Give until it hurts

Donnant - donnant. Giving - giving. Used in situations where we would use give and take. Or tit for tat.

I have to say that I find it very interesting that the French express that concept in such a generous and optimistic way. And I only say that because they usually admit to being a glass-half-empty kind of culture. Sometimes I wonder if there wasn't a corner that led to the turn that led to the place they are now, a turn that required the loss of optimism. A revolution or something along those lines. Anyone who knows more about French history than me (that would be most people) - please feel free to name that corner.

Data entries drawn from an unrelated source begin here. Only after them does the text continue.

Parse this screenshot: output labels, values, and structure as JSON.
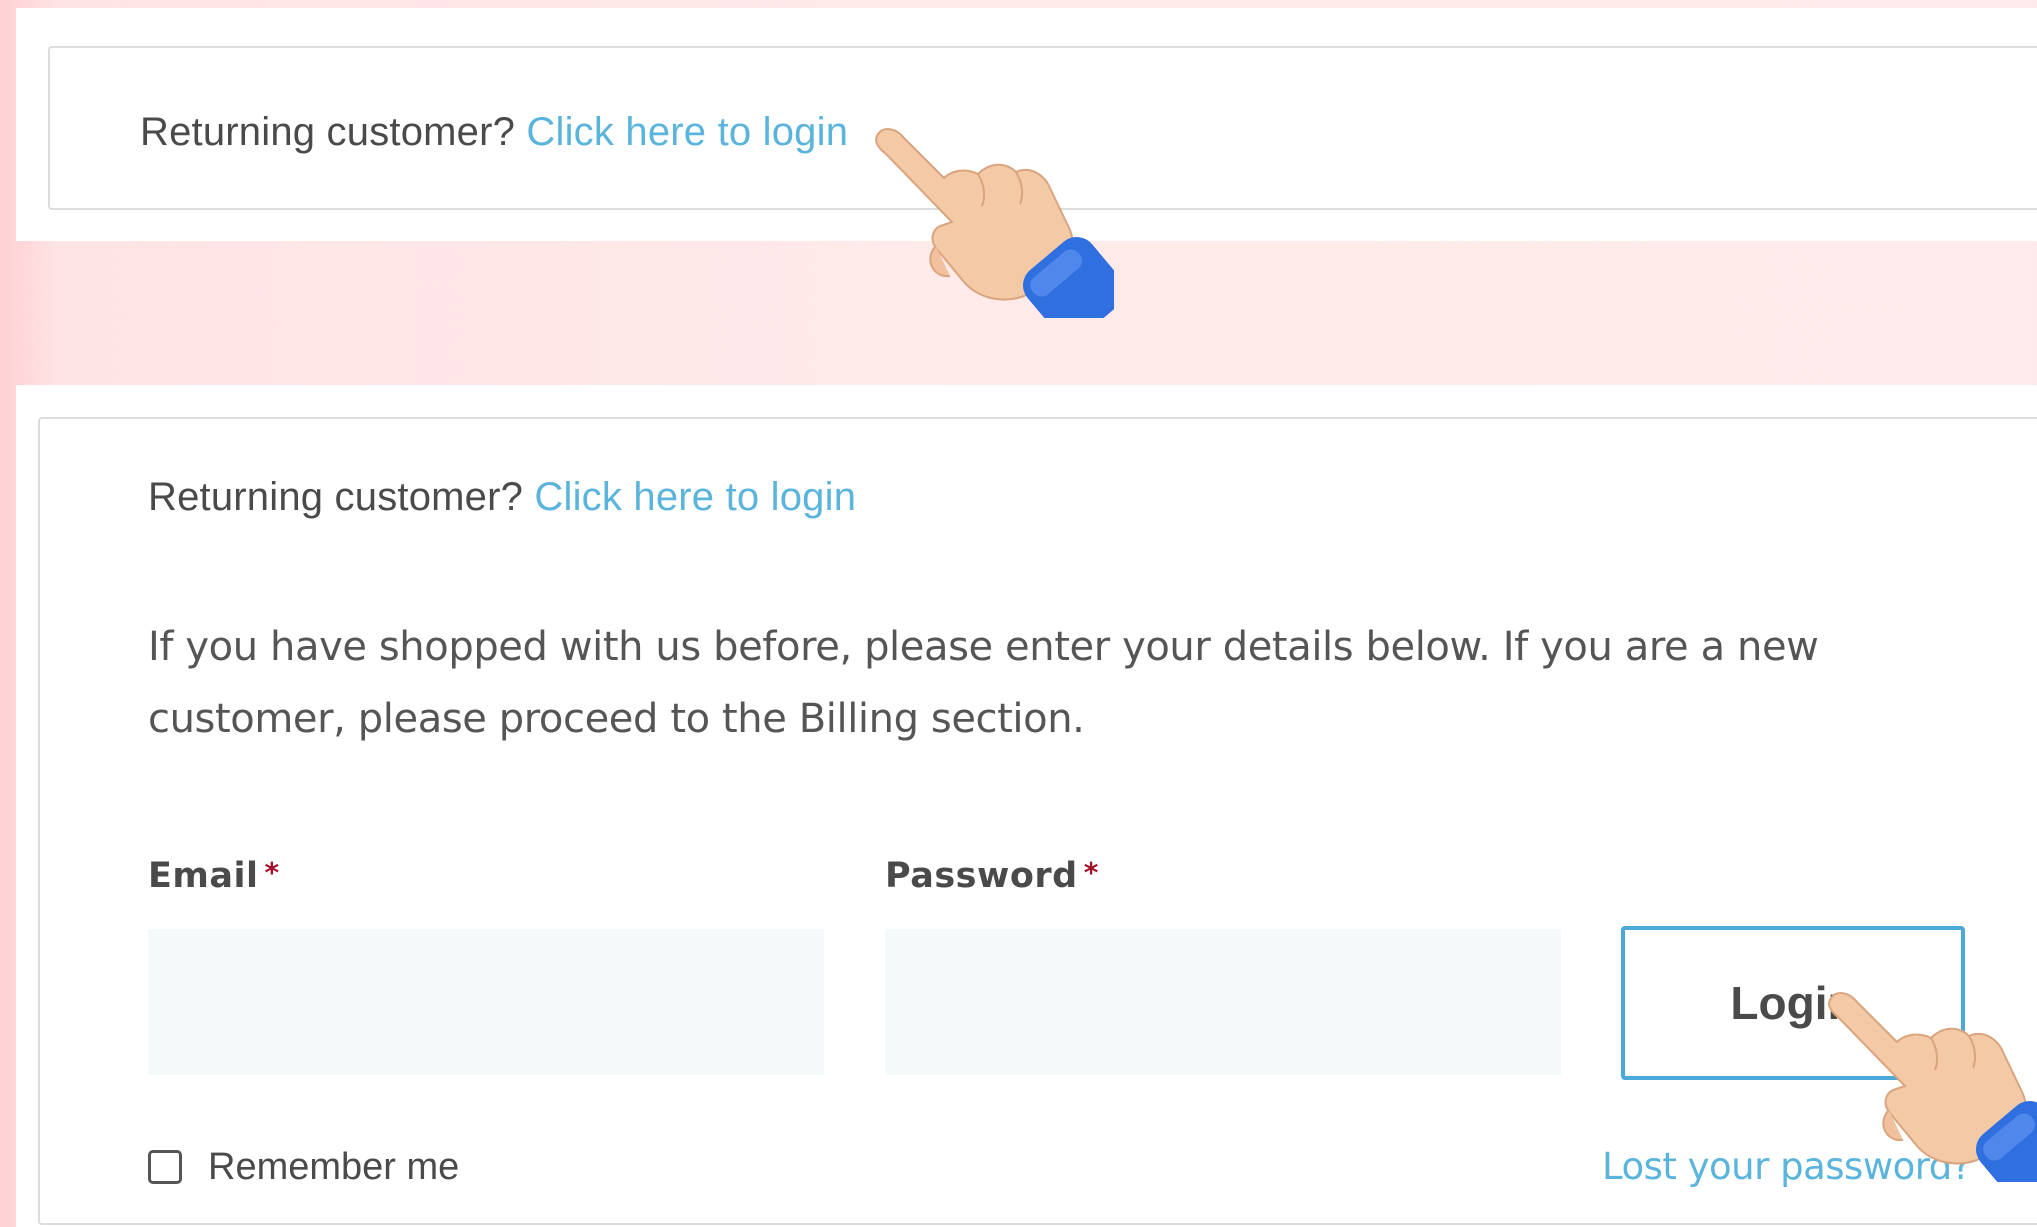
{
  "top_notice": {
    "prefix": "Returning customer?",
    "link": "Click here to login"
  },
  "login_form": {
    "notice_prefix": "Returning customer?",
    "notice_link": "Click here to login",
    "intro": "If you have shopped with us before, please enter your details below. If you are a new customer, please proceed to the Billing section.",
    "email_label": "Email",
    "password_label": "Password",
    "required_marker": "*",
    "email_value": "",
    "password_value": "",
    "login_button": "Login",
    "remember_label": "Remember me",
    "remember_checked": false,
    "lost_password": "Lost your password?"
  },
  "colors": {
    "link": "#5ab4dc",
    "button_border": "#4aa9d6",
    "required": "#a3122a",
    "input_background": "#f4f9f9",
    "page_background": "#ffeaea"
  },
  "icons": [
    "pointing-hand-icon",
    "pointing-hand-icon"
  ]
}
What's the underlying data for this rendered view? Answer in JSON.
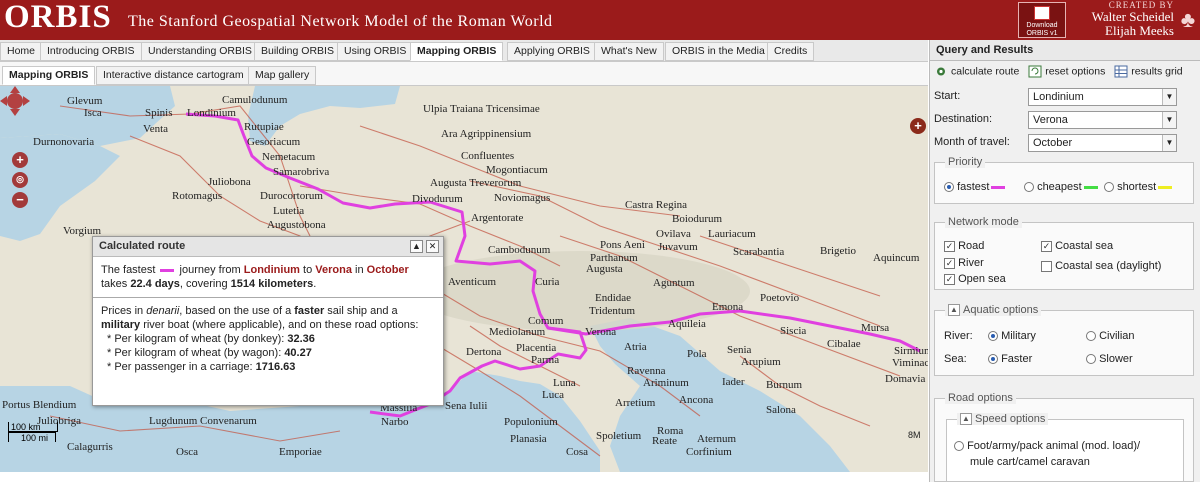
{
  "header": {
    "logo": "ORBIS",
    "tagline": "The Stanford Geospatial Network Model of the Roman World",
    "download_label_1": "Download",
    "download_label_2": "ORBIS v1",
    "created_by": "CREATED BY",
    "author1": "Walter Scheidel",
    "author2": "Elijah Meeks",
    "brand_color": "#9b1b1b"
  },
  "topnav": [
    "Home",
    "Introducing ORBIS",
    "Understanding ORBIS",
    "Building ORBIS",
    "Using ORBIS",
    "Mapping ORBIS",
    "Applying ORBIS",
    "What's New",
    "ORBIS in the Media",
    "Credits"
  ],
  "topnav_active": "Mapping ORBIS",
  "subnav": [
    "Mapping ORBIS",
    "Interactive distance cartogram",
    "Map gallery"
  ],
  "subnav_active": "Mapping ORBIS",
  "map": {
    "labels": [
      "Glevum",
      "Isca",
      "Spinis",
      "Londinium",
      "Camulodunum",
      "Durnonovaria",
      "Venta",
      "Rutupiae",
      "Gesoriacum",
      "Nemetacum",
      "Samarobriva",
      "Juliobona",
      "Rotomagus",
      "Durocortorum",
      "Lutetia",
      "Augustobona",
      "Vorgium",
      "Ulpia Traiana Tricensimae",
      "Ara Agrippinensium",
      "Confluentes",
      "Mogontiacum",
      "Augusta Treverorum",
      "Divodurum",
      "Noviomagus",
      "Argentorate",
      "Castra Regina",
      "Boiodurum",
      "Ovilava",
      "Lauriacum",
      "Juvavum",
      "Pons Aeni",
      "Parthanum",
      "Cambodunum",
      "Scarabantia",
      "Brigetio",
      "Aquincum",
      "Augusta",
      "Aventicum",
      "Curia",
      "Endidae",
      "Tridentum",
      "Aguntum",
      "Poetovio",
      "Emona",
      "Siscia",
      "Cibalae",
      "Mursa",
      "Sirmium",
      "Viminacium",
      "Domavia",
      "Comum",
      "Mediolanum",
      "Verona",
      "Aquileia",
      "Dertona",
      "Placentia",
      "Parma",
      "Atria",
      "Pola",
      "Senia",
      "Arupium",
      "Ravenna",
      "Ariminum",
      "Iader",
      "Burnum",
      "Luna",
      "Luca",
      "Arretium",
      "Ancona",
      "Salona",
      "Populonium",
      "Roma",
      "Sena Iulii",
      "Massilia",
      "Portus Blendium",
      "Juliobriga",
      "Calagurris",
      "Lugdunum Convenarum",
      "Osca",
      "Emporiae",
      "Planasia",
      "Spoletium",
      "Reate",
      "Aternum",
      "Corfinium",
      "Narbo",
      "Cosa"
    ],
    "scale_km": "100 km",
    "scale_mi": "100 mi",
    "attribution": "8M"
  },
  "popup": {
    "title": "Calculated route",
    "p1_a": "The fastest",
    "p1_b": "journey from",
    "origin": "Londinium",
    "p1_c": "to",
    "destination": "Verona",
    "p1_d": "in",
    "month": "October",
    "p2_a": "takes",
    "days": "22.4 days",
    "p2_b": ", covering",
    "km": "1514 kilometers",
    "p2_c": ".",
    "p3": "Prices in",
    "denarii": "denarii",
    "p3b": ", based on the use of a",
    "faster": "faster",
    "p3c": "sail ship and a",
    "military": "military",
    "p3d": "river boat (where applicable), and on these road options:",
    "prices": [
      {
        "label": "* Per kilogram of wheat (by donkey):",
        "value": "32.36"
      },
      {
        "label": "* Per kilogram of wheat (by wagon):",
        "value": "40.27"
      },
      {
        "label": "* Per passenger in a carriage:",
        "value": "1716.63"
      }
    ]
  },
  "panel": {
    "title": "Query and Results",
    "calc": "calculate route",
    "reset": "reset options",
    "grid": "results grid",
    "start_label": "Start:",
    "start_value": "Londinium",
    "dest_label": "Destination:",
    "dest_value": "Verona",
    "month_label": "Month of travel:",
    "month_value": "October",
    "priority_legend": "Priority",
    "priority": [
      {
        "label": "fastest",
        "color": "#e040e0",
        "checked": true
      },
      {
        "label": "cheapest",
        "color": "#44dd44",
        "checked": false
      },
      {
        "label": "shortest",
        "color": "#eeee22",
        "checked": false
      }
    ],
    "network_legend": "Network mode",
    "network": [
      {
        "label": "Road",
        "checked": true
      },
      {
        "label": "River",
        "checked": true
      },
      {
        "label": "Open sea",
        "checked": true
      },
      {
        "label": "Coastal sea",
        "checked": true
      },
      {
        "label": "Coastal sea (daylight)",
        "checked": false
      }
    ],
    "aquatic_legend": "Aquatic options",
    "river_label": "River:",
    "river_opts": [
      "Military",
      "Civilian"
    ],
    "sea_label": "Sea:",
    "sea_opts": [
      "Faster",
      "Slower"
    ],
    "road_legend": "Road options",
    "speed_legend": "Speed options",
    "speed_opt_1": "Foot/army/pack animal (mod. load)/",
    "speed_opt_2": "mule cart/camel caravan"
  }
}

And I wouldn't say that it's a selfish culture either. The S word is tossed around quite a bit - solidarity - but more as an accompaniment to hand gestures and grand theories than anything else. The fact is that solidarity is legally required here every day from nearly everyone, so spontaneous gestures of generosity are no longer commonplace. Which is not, of course, to say that French people aren't generous. Oh why oh why do I write posts that require qualifications and reassurances?

Anyway, giving and giving. I don't know. It just sounds a bit off. Is it very American of me to want it to be giving and getting?


JMH said...

Quid pro quo, this for that. I guess there's a presumption of equal value. In tone, though, giving-giving sounds Eastern.

In my opinion, the expression doesn't make sense in the context of a capitalist system. It's antithetical to profit and loss (of which I am no strong supporter).

I'd like to use it. Is it pronounced "DOAN-on-DOAN-on?"

Nicole said...

It's pronounced [dɔnɑ̃ - dɔnɑ̃]. The tilda is supposed to be over the second vowel sound, which means it's nasalized. French syllabic stress is much more subtle than ours, there's slightly more stress on the second syllable. The word final n is not pronounced so it's something like 'duh-n...' the dots are because I can't think of anything similar sound in English - maybe like the start of a diphthong but with more nose. It's the same sound as the 'en' in en garde.